ted.rathkopf said...

@betheweb

It's not 6 months, it's 18 months. A recess appointment is until the end of the NEXT session of Congress.

SRK said...

As far as the covert nature of things medical goes, there is nothing like state psychiatry as a demonstration of the direction things are going.

Ulysses S. Grant said there's no better method to secure the repeal of bad or obnoxious laws than their stringent enforcement. A corollary might be that there's no better method to prevent repeal of bad or obnoxious laws than their careful obfuscation.

At every psych ward I know of, when they coerce a patient to sign himself or herself in "voluntarily", the form is presented as a "five-day release".

Anonymous said...

There's something very odd about a comment here. We are talking about a profession whose first credo is do no harm. A profession whose goal is to help others. A profession that deals with our blood, our shit, our cancers, our flabby and blocked hearts, our sick children. I bet not one of those folks, doctor, nurse, tech, has EVER said, "there is no we". Thank god

Anonymous said...

I know you guys can think about the future. After all, many are screaming about deficits and their grandchildren.
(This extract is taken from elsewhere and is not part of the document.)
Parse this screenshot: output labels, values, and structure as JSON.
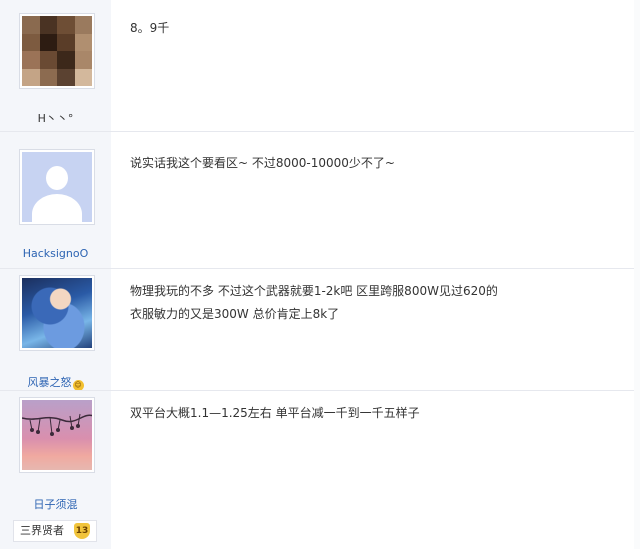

But on the other hand we don't fix bridges until they fall down, oil wells until they start gushing, and sewers when they start blowing up. My brother is screaming about his future water bill increase due to the EPA. I have read and read and read again about communists, cabals, takeovers, trials, and the big bad wolf. Can't we have a small smattering of your idea of how to make it better? I'm pretty sure most don't think the present system is sustainable. And you do think about those grandchildren. So guys, give us some ideas - other than returning the same guys to power who have not done anything to sustain our health care for the last 50 years. You need not worry about the guy who can do it himself - who finds that there is no "we".